(Beginning of INPUT)

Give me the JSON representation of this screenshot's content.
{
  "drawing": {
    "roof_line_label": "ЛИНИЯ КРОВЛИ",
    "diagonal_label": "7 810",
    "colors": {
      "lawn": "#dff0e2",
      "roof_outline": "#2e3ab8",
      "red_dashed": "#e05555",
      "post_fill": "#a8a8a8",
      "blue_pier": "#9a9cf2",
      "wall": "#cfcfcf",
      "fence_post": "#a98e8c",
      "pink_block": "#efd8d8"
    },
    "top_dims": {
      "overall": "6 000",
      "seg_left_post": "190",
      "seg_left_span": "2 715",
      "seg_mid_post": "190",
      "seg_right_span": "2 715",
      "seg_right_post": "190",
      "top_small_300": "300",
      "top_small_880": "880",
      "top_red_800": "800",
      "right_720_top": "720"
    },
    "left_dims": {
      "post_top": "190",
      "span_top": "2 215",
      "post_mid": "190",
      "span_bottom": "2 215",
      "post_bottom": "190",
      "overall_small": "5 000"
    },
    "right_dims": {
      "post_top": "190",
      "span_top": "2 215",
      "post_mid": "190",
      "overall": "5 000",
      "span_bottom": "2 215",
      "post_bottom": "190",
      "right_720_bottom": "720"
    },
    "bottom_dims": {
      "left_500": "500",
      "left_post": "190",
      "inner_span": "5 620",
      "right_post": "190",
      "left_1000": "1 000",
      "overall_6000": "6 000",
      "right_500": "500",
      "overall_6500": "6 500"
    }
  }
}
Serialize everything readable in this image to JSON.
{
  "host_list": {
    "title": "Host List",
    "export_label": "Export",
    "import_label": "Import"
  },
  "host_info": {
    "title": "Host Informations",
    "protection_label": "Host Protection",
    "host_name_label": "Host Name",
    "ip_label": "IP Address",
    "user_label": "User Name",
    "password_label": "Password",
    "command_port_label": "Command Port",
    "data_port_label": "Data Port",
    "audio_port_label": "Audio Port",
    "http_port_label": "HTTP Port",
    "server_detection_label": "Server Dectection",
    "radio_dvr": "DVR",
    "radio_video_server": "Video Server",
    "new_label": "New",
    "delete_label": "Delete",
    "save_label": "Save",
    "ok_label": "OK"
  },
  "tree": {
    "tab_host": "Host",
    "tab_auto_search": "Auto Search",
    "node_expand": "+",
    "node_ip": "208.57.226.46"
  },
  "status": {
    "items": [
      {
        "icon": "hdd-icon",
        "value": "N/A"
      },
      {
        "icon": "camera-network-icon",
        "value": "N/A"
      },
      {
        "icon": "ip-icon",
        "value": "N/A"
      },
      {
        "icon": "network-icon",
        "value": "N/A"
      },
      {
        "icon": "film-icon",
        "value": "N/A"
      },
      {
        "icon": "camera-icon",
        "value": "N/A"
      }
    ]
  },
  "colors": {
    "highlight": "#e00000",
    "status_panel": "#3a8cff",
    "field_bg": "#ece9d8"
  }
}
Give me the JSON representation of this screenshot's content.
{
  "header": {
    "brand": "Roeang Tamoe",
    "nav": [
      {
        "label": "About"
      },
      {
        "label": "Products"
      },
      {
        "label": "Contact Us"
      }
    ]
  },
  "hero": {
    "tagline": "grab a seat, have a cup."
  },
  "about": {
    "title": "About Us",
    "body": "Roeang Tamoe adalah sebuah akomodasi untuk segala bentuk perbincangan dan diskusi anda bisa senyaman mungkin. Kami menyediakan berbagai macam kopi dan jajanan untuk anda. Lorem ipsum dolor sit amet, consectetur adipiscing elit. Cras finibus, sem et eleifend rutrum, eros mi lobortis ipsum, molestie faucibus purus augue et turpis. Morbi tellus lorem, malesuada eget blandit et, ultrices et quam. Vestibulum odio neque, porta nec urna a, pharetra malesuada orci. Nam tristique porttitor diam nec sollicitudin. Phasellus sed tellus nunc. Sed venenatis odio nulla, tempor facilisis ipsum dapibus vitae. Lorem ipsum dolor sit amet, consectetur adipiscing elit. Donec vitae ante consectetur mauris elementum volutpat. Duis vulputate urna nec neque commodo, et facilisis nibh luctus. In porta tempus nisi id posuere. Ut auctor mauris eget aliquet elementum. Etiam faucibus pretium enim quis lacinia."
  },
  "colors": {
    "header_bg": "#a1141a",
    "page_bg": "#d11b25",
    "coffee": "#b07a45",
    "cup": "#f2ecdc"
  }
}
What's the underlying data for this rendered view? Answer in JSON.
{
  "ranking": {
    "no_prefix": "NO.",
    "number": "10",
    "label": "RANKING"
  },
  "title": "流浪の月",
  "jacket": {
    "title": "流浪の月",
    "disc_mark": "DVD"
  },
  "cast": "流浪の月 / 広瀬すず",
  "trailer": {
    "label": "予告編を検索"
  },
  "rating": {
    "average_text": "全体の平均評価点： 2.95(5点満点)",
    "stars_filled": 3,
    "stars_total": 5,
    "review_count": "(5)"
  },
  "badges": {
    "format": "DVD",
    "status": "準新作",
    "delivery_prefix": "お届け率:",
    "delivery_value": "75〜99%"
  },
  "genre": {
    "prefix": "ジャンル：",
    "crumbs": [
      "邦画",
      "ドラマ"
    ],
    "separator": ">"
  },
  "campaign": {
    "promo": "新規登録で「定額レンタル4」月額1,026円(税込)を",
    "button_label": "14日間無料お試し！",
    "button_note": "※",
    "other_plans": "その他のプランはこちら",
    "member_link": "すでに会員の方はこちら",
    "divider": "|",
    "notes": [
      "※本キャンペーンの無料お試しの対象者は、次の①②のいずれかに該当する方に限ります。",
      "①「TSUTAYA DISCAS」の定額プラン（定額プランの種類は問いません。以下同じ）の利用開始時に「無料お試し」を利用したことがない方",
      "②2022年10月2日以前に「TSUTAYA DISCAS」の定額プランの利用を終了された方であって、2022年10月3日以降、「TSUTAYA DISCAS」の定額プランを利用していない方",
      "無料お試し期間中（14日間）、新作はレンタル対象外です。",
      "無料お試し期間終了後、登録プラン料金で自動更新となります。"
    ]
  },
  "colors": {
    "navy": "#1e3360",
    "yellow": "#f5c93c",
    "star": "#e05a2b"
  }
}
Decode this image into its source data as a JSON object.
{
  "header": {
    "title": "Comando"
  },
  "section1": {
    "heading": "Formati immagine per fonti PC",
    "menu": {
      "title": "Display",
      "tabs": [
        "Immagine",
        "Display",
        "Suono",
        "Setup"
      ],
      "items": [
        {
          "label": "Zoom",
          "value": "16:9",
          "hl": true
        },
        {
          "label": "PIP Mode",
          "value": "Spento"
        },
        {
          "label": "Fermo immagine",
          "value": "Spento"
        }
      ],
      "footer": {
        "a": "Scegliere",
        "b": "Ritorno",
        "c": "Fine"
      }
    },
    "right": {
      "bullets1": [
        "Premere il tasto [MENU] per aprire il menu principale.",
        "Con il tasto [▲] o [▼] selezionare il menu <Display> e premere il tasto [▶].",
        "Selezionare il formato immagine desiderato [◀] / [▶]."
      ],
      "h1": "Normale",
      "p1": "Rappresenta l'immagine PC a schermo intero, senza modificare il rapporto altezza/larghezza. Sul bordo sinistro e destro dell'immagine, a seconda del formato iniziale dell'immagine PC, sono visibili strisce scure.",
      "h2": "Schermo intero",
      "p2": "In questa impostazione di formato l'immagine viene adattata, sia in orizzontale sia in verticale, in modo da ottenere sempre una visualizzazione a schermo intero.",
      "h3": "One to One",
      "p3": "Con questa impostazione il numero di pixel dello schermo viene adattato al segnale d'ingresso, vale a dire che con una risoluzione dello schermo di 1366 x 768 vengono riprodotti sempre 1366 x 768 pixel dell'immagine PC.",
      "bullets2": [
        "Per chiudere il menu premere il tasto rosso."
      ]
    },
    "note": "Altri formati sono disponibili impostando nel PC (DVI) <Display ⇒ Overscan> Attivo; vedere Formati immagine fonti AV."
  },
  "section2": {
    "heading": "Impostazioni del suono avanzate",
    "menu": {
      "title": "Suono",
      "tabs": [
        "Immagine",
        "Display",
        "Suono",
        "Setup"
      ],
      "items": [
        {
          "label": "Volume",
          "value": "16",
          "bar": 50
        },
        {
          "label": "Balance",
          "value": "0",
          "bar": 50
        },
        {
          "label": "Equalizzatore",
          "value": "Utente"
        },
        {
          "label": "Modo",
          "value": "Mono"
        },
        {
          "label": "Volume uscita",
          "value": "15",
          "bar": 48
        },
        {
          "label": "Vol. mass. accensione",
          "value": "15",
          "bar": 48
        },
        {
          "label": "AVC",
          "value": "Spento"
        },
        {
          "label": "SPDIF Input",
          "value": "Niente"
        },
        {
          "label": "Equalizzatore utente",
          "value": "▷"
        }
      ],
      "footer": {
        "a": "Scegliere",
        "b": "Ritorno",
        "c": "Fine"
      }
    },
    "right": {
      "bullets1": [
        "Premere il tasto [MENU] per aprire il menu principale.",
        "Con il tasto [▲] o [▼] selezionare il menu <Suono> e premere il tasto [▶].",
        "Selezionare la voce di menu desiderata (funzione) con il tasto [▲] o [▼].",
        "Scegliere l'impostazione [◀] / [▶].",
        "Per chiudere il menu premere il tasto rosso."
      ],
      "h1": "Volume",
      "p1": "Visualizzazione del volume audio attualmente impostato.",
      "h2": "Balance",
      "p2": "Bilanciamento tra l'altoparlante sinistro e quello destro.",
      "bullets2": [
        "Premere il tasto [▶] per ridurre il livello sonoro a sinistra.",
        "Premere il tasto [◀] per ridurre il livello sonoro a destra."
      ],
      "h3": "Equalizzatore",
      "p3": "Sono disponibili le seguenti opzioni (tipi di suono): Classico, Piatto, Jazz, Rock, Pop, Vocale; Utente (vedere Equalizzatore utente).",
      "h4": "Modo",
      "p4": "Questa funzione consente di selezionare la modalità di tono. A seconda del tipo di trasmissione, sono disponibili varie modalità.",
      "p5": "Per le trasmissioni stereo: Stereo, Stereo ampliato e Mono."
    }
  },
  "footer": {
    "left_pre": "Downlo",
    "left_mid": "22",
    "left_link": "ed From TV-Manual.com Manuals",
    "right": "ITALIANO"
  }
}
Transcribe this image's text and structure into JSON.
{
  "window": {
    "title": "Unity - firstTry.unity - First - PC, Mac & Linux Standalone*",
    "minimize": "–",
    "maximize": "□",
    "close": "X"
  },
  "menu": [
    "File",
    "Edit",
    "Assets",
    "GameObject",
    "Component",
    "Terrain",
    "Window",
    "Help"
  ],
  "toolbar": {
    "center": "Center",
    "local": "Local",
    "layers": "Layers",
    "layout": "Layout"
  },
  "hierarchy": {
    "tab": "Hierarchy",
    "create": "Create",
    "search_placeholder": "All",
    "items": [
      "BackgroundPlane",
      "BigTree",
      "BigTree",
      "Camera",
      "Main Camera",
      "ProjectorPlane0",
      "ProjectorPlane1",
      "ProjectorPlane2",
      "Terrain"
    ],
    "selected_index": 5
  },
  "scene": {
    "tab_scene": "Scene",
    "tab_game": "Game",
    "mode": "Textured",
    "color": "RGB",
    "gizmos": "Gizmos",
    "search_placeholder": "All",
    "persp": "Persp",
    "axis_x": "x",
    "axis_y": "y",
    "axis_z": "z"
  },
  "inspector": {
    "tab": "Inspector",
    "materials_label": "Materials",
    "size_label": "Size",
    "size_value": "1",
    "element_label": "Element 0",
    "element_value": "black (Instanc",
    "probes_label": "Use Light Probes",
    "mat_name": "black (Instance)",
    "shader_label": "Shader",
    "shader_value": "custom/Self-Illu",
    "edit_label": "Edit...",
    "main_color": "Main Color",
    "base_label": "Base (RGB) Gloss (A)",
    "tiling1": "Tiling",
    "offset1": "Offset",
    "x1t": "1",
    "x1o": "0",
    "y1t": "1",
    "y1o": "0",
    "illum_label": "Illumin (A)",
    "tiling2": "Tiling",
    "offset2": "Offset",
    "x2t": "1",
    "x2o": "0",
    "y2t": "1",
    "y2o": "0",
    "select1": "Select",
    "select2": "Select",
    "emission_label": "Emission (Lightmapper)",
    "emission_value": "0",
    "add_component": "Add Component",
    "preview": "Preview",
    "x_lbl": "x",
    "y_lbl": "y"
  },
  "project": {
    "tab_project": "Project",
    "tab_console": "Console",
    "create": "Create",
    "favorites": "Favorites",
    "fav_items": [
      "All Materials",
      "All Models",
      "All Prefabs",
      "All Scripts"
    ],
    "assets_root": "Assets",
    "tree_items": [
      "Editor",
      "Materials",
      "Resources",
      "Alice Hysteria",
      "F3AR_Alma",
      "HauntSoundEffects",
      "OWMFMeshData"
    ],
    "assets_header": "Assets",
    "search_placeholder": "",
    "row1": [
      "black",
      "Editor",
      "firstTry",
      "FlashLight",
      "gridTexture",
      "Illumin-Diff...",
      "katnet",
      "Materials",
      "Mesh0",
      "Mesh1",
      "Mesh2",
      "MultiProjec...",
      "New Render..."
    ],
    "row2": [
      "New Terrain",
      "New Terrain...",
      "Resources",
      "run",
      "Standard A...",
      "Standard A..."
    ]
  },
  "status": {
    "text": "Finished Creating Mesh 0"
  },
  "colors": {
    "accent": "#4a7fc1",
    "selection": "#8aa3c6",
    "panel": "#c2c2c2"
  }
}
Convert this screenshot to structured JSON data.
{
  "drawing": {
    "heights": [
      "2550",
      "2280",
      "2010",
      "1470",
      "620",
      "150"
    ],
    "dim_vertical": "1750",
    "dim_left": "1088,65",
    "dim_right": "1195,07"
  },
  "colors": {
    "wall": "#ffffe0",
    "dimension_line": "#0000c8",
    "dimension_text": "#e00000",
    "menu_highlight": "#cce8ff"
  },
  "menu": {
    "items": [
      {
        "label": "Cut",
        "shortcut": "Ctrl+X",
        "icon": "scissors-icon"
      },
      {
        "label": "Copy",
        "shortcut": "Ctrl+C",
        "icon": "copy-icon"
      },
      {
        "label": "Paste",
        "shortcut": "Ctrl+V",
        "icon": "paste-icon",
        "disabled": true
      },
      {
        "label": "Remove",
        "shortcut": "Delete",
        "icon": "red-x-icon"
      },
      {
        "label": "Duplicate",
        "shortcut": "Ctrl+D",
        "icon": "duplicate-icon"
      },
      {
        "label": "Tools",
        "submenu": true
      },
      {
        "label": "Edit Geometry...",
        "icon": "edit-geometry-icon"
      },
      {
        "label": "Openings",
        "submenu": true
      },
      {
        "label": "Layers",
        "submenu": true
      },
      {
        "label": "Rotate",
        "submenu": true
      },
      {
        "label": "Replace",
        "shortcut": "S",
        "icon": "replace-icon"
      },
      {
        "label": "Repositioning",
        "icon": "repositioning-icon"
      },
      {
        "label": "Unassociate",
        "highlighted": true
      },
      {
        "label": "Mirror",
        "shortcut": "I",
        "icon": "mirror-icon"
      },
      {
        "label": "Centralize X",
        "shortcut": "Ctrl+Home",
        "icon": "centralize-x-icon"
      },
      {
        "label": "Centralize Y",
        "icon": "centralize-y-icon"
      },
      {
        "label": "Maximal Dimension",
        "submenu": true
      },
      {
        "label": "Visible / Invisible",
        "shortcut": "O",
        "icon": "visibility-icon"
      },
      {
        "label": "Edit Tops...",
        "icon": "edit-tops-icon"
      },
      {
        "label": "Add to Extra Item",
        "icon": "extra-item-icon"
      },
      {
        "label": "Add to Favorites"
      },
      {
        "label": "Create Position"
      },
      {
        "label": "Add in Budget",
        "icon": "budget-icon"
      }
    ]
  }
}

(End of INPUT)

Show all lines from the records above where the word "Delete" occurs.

    "delete_label": "Delete",
        "shortcut": "Delete",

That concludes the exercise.